* Task item *
Exclude the pictures; give every entry again exactly as written.

Data entries:
※ ※ ※

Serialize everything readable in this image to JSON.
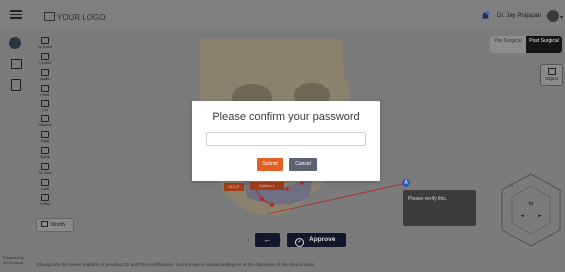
{
  "header": {
    "logo_text": "YOUR LOGO",
    "user_name": "Dr. Jay Prajapati",
    "notification_count": "3"
  },
  "tools": [
    {
      "label": "3d Home"
    },
    {
      "label": "Control"
    },
    {
      "label": "Isolate"
    },
    {
      "label": "Plane"
    },
    {
      "label": "Cut"
    },
    {
      "label": "Distance"
    },
    {
      "label": "Angle"
    },
    {
      "label": "Spline"
    },
    {
      "label": "3D View"
    },
    {
      "label": "Load"
    },
    {
      "label": "X-Ray"
    }
  ],
  "modify_label": "Modify",
  "view_toggle": {
    "pre_label": "Pre Surgical",
    "post_label": "Post Surgical",
    "selected": "post"
  },
  "object_label": "Object",
  "annotation": {
    "badge": "A",
    "text": "Please verify this.",
    "tag_1": "112.3°",
    "tag_2": "Cutline 1"
  },
  "actions": {
    "back_label": "←",
    "approve_label": "Approve"
  },
  "footer_text": "3dsurgical's 3d Viewer platform is pending CE and FDA certification. Current use in clinical settings is at the discretion of the clinical team.",
  "powered_by": "Powered by",
  "powered_brand": "3d Surgical",
  "modal": {
    "title": "Please confirm your password",
    "password_value": "",
    "password_placeholder": "",
    "submit_label": "Submit",
    "cancel_label": "Cancel"
  },
  "colors": {
    "submit": "#e06026",
    "cancel": "#5d6370",
    "approve_bg": "#12182a",
    "overlay": "#7b7b7b"
  }
}
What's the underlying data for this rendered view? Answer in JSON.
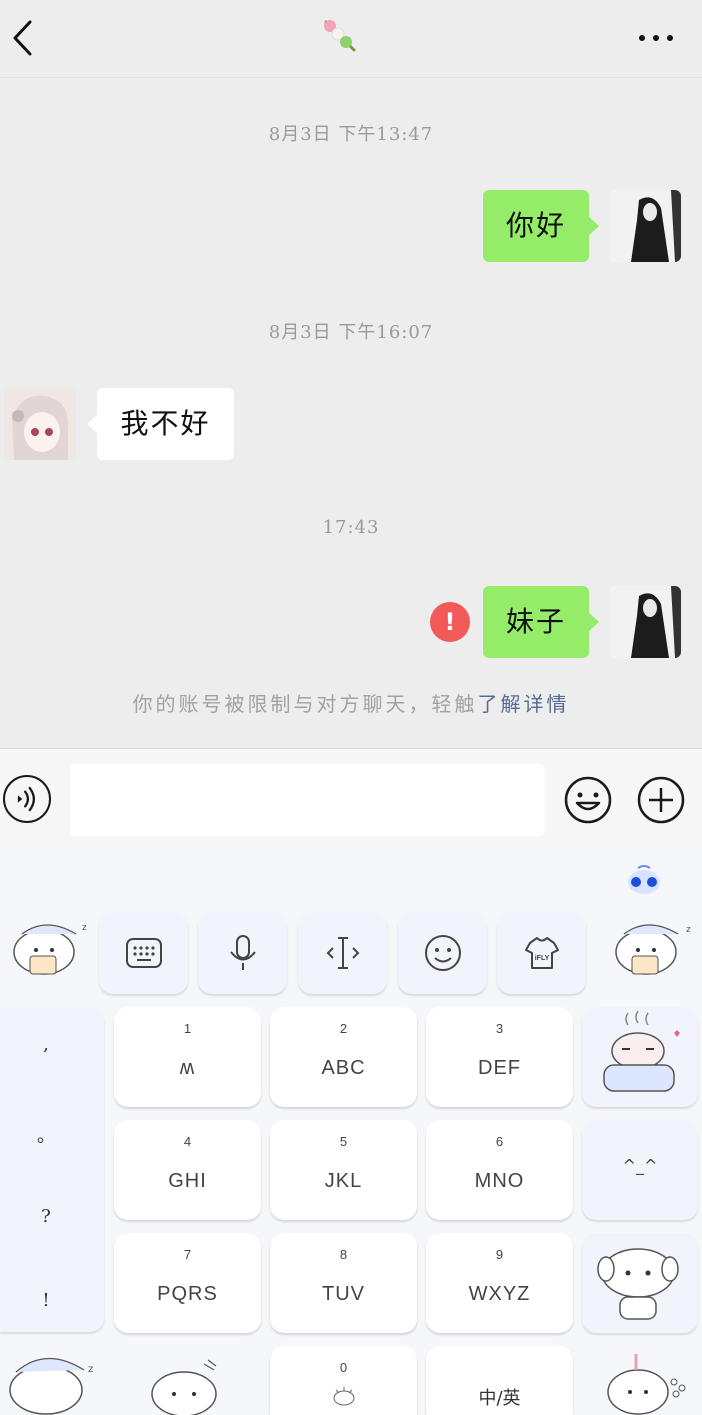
{
  "header": {
    "title_icon": "dango-emoji-icon",
    "back_icon": "chevron-left-icon",
    "more_icon": "more-dots-icon"
  },
  "chat": {
    "timestamps": [
      "8月3日 下午13:47",
      "8月3日 下午16:07",
      "17:43"
    ],
    "messages": [
      {
        "from": "me",
        "text": "你好"
      },
      {
        "from": "other",
        "text": "我不好"
      },
      {
        "from": "me",
        "text": "妹子",
        "status": "!"
      }
    ],
    "notice_text": "你的账号被限制与对方聊天，轻触",
    "notice_link": "了解详情"
  },
  "input_bar": {
    "input_value": "",
    "voice_icon": "voice-icon",
    "emoji_icon": "emoji-icon",
    "plus_icon": "plus-icon"
  },
  "keyboard": {
    "toolbar_icons": [
      "keyboard-icon",
      "microphone-icon",
      "cursor-icon",
      "smiley-icon",
      "ifly-skin-icon"
    ],
    "skin_label": "iFLY",
    "punctuation": [
      ",",
      "。",
      "?",
      "!"
    ],
    "keys": [
      {
        "num": "1",
        "letters": "ʍ"
      },
      {
        "num": "2",
        "letters": "ABC"
      },
      {
        "num": "3",
        "letters": "DEF"
      },
      {
        "num": "4",
        "letters": "GHI"
      },
      {
        "num": "5",
        "letters": "JKL"
      },
      {
        "num": "6",
        "letters": "MNO"
      },
      {
        "num": "7",
        "letters": "PQRS"
      },
      {
        "num": "8",
        "letters": "TUV"
      },
      {
        "num": "9",
        "letters": "WXYZ"
      },
      {
        "num": "0",
        "letters": ""
      }
    ],
    "face_key": "^_^",
    "lang_key": "中/英"
  },
  "colors": {
    "sent_bubble": "#95ec69",
    "received_bubble": "#ffffff",
    "error": "#f25a5a",
    "link": "#576b95",
    "background": "#ededed"
  }
}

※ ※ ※

* Answer area *
Serialize everything readable in this image to JSON.
{
  "header": {
    "logo_text": "YOUR LOGO",
    "user_name": "Dr. Jay Prajapati",
    "notification_count": "3"
  },
  "tools": [
    {
      "label": "3d Home"
    },
    {
      "label": "Control"
    },
    {
      "label": "Isolate"
    },
    {
      "label": "Plane"
    },
    {
      "label": "Cut"
    },
    {
      "label": "Distance"
    },
    {
      "label": "Angle"
    },
    {
      "label": "Spline"
    },
    {
      "label": "3D View"
    },
    {
      "label": "Load"
    },
    {
      "label": "X-Ray"
    }
  ],
  "modify_label": "Modify",
  "view_toggle": {
    "pre_label": "Pre Surgical",
    "post_label": "Post Surgical",
    "selected": "post"
  },
  "object_label": "Object",
  "annotation": {
    "badge": "A",
    "text": "Please verify this.",
    "tag_1": "112.3°",
    "tag_2": "Cutline 1"
  },
  "actions": {
    "back_label": "←",
    "approve_label": "Approve"
  },
  "footer_text": "3dsurgical's 3d Viewer platform is pending CE and FDA certification. Current use in clinical settings is at the discretion of the clinical team.",
  "powered_by": "Powered by",
  "powered_brand": "3d Surgical",
  "modal": {
    "title": "Please confirm your password",
    "password_value": "",
    "password_placeholder": "",
    "submit_label": "Submit",
    "cancel_label": "Cancel"
  },
  "colors": {
    "submit": "#e06026",
    "cancel": "#5d6370",
    "approve_bg": "#12182a",
    "overlay": "#7b7b7b"
  }
}
What's the underlying data for this rendered view? Answer in JSON.
{
  "header": {
    "title_icon": "dango-emoji-icon",
    "back_icon": "chevron-left-icon",
    "more_icon": "more-dots-icon"
  },
  "chat": {
    "timestamps": [
      "8月3日 下午13:47",
      "8月3日 下午16:07",
      "17:43"
    ],
    "messages": [
      {
        "from": "me",
        "text": "你好"
      },
      {
        "from": "other",
        "text": "我不好"
      },
      {
        "from": "me",
        "text": "妹子",
        "status": "!"
      }
    ],
    "notice_text": "你的账号被限制与对方聊天，轻触",
    "notice_link": "了解详情"
  },
  "input_bar": {
    "input_value": "",
    "voice_icon": "voice-icon",
    "emoji_icon": "emoji-icon",
    "plus_icon": "plus-icon"
  },
  "keyboard": {
    "toolbar_icons": [
      "keyboard-icon",
      "microphone-icon",
      "cursor-icon",
      "smiley-icon",
      "ifly-skin-icon"
    ],
    "skin_label": "iFLY",
    "punctuation": [
      ",",
      "。",
      "?",
      "!"
    ],
    "keys": [
      {
        "num": "1",
        "letters": "ʍ"
      },
      {
        "num": "2",
        "letters": "ABC"
      },
      {
        "num": "3",
        "letters": "DEF"
      },
      {
        "num": "4",
        "letters": "GHI"
      },
      {
        "num": "5",
        "letters": "JKL"
      },
      {
        "num": "6",
        "letters": "MNO"
      },
      {
        "num": "7",
        "letters": "PQRS"
      },
      {
        "num": "8",
        "letters": "TUV"
      },
      {
        "num": "9",
        "letters": "WXYZ"
      },
      {
        "num": "0",
        "letters": ""
      }
    ],
    "face_key": "^_^",
    "lang_key": "中/英"
  },
  "colors": {
    "sent_bubble": "#95ec69",
    "received_bubble": "#ffffff",
    "error": "#f25a5a",
    "link": "#576b95",
    "background": "#ededed"
  }
}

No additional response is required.